Cryptogram Puzzle Post has both puzzle and narrative elements, and the theory is that they work in harmony. However, as Alexi has discovered, this is tricky to structure (the fact that Jack has managed to do this during the past two years' issues is just another part of what Alexi finds astounding about what they've achieved with this project).

If you have your protagonist needing to, let's say, get through a door, and there's some kind of elaborate mechanism, the puzzle could be to work out which lever to pull that will release the door lock. This is fairly ludonarratively resonant - it may not be the same as being stood in front of the mechanism yourself, but it replicates some essential aspects of it.

However! Part of the great beauty of CPP is the fact that part of the puzzle is often working out what the puzzle is. And for that to work, the puzzle often has to be tangential to the narrative, or at least only loosely causally connected to it. If the protagonist stands in front of a door they need to be through and there's a mechanism that releases the lock with multiple choices of lever to pull, working out which lever it is is highly intuitive. If all the puzzles were like that, it would leave little abstract problem-solving for the reader.

Consider the converse: let's say the character must open a door, but there's no obvious mechanism, and the choice of lever is between a metal one, a wooden one and a ceramic one, based on a clue on the previous page where the reader may notice the word 'wood' hidden in a painting (that the character only glances at); plus the wooden lever has a symbol on it, and that's what is of significance in the puzzle on the next page! The mechanism is irrelevant, and the character is acting in an almost Dirk Gently's Holistic Detective Agency way, relying on the mysterious interconnectedness of all things to guide choices, often with the reader acting independently of what the character is doing.

This is ludonarratively dissonant, but Alexi feels it is unavoidable if the mystery of the puzzles is to be maintained. To counter this dissonance, Alexi has tried to theme the types of puzzles in each issue to enhance the more general narrative concepts.

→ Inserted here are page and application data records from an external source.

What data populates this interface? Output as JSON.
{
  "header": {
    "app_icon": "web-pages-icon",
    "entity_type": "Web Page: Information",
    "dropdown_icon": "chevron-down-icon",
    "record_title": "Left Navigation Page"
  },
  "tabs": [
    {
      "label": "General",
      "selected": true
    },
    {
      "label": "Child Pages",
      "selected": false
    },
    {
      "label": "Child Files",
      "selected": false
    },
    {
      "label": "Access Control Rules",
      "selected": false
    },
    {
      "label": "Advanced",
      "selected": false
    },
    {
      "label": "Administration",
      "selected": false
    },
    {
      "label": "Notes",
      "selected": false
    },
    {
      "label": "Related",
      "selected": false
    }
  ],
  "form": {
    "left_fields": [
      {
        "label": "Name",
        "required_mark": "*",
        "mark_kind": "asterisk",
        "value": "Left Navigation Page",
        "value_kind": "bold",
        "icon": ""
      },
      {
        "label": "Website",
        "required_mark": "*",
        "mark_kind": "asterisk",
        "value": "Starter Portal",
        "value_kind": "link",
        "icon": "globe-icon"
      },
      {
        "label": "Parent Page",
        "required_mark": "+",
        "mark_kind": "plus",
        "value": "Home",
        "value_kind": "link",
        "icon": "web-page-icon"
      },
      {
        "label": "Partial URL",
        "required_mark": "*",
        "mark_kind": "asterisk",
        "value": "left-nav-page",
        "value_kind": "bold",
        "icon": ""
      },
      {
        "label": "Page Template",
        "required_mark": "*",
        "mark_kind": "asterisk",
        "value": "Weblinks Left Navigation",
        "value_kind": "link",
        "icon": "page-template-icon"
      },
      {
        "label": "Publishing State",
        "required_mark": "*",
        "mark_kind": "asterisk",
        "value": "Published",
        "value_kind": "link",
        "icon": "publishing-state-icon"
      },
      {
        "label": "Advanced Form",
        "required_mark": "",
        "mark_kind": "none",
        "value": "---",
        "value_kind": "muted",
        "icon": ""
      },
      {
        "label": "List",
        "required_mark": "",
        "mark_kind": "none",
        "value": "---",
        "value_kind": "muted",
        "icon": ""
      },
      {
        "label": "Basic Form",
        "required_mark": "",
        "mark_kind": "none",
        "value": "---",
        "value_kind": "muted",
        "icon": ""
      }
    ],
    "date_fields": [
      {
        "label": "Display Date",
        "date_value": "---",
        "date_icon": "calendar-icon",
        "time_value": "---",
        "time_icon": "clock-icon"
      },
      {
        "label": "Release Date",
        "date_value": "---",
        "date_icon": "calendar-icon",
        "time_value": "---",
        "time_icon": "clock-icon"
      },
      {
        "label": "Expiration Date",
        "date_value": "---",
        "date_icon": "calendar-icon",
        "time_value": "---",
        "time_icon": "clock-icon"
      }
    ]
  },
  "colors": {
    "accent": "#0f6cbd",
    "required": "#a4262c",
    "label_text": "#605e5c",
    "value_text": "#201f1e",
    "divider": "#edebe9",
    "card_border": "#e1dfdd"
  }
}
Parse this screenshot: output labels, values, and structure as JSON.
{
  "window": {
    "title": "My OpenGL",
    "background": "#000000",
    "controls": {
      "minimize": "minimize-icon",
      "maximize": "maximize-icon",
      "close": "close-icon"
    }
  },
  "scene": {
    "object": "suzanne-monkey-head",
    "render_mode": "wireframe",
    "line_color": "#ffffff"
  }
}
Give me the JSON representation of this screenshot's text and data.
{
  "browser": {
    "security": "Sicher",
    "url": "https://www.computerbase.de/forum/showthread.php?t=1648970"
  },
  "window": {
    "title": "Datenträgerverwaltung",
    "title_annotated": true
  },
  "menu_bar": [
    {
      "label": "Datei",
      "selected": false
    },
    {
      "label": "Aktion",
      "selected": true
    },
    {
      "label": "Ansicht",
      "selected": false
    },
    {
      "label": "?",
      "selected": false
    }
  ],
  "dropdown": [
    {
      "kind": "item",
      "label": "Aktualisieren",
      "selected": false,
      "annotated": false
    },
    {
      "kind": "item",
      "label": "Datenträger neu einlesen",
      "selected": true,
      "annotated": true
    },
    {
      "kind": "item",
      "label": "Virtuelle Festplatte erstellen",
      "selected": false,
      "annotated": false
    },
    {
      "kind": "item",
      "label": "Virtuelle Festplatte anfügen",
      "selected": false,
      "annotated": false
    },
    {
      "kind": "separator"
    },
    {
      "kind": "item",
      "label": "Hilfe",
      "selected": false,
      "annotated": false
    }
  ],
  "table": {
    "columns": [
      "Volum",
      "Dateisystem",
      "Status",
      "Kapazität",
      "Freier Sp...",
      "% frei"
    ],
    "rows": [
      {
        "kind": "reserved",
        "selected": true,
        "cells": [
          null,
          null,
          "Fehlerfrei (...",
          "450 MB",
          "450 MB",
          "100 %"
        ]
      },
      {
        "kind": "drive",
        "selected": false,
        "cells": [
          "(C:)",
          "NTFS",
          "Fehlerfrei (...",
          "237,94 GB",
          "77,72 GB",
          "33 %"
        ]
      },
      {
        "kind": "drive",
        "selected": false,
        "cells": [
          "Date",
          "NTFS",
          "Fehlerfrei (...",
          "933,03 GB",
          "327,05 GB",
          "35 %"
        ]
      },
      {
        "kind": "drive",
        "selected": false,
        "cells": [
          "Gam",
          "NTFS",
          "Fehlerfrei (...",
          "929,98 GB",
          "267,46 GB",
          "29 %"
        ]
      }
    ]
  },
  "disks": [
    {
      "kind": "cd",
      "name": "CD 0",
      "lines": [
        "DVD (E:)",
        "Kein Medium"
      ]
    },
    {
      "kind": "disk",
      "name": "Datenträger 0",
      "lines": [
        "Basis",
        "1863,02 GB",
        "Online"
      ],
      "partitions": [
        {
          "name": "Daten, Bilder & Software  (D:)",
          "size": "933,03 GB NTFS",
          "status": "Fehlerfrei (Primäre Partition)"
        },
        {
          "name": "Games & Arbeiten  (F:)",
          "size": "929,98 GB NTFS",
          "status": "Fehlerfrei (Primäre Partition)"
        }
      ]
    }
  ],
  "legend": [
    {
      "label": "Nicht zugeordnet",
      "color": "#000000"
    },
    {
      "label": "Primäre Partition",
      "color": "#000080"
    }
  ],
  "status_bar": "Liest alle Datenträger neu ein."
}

In the first issue, several of the puzzles are about CONNECTION - connecting one thing to another to create a link. Hopefully this has some resonance with the fact that Otto is just starting to connect what happens to his half-forgotten memories.

In this second issue, several of the puzzles are about MAKING SENSE of things - hidden meanings, ciphers, and the like. Hopefully this has some resonance with the fact that Otto is making sense of what he's finding out about his past.

In the final issue, several of the puzzles are about MOVING - changing positions, finding routes. Hopefully this will have resonance with the fact that Otto is moving on and changing his position, literally and metaphorically.

Does it work? If you have thoughts, please let Alexi know. All of this is an experiment.

Bumper bonus issue two stuff!
In this issue, Alexi makes a subtle nod in the text to a classic illustrated puzzle book that one of the puzzles references. Can anyone spot it? One of the puzzles is loosely inspired by the idea of chaos magic sigils, and the two sigils that matter are both based on letters based on words. It's a big stretch, but they might be guessable? There's also a massive quantity of false-answer paths through the whole issue, to the extent that only one location on the map doesn't actually feature in any of the other puzzles - can you work it out?

For the playlist, with this being the more brooding and dramatic part of the season, Alexi has permitted himself a dive into some atmospheric psych-rock, along with some classic unsettling folk oddness. This issue's playlist:
Graveyard - Longing; Tunng - String; Comets On Fire - Blue Tomb; High Priest of Saturn - Ages Move The Earth; Trees - Murdoch; The Budos Band - Turn And Burn. Check it out (currently at the bottom) in the Cryptophone mega-playlist here.

Order the Stone Leaves three-issue season here.

Subscribe via Jack's Patreon for ongoing issues and extra bonus puzzles.

Still unsure about the whole thing? Try the very first issue of Year 0 for free.

Next: Part Three and season themes.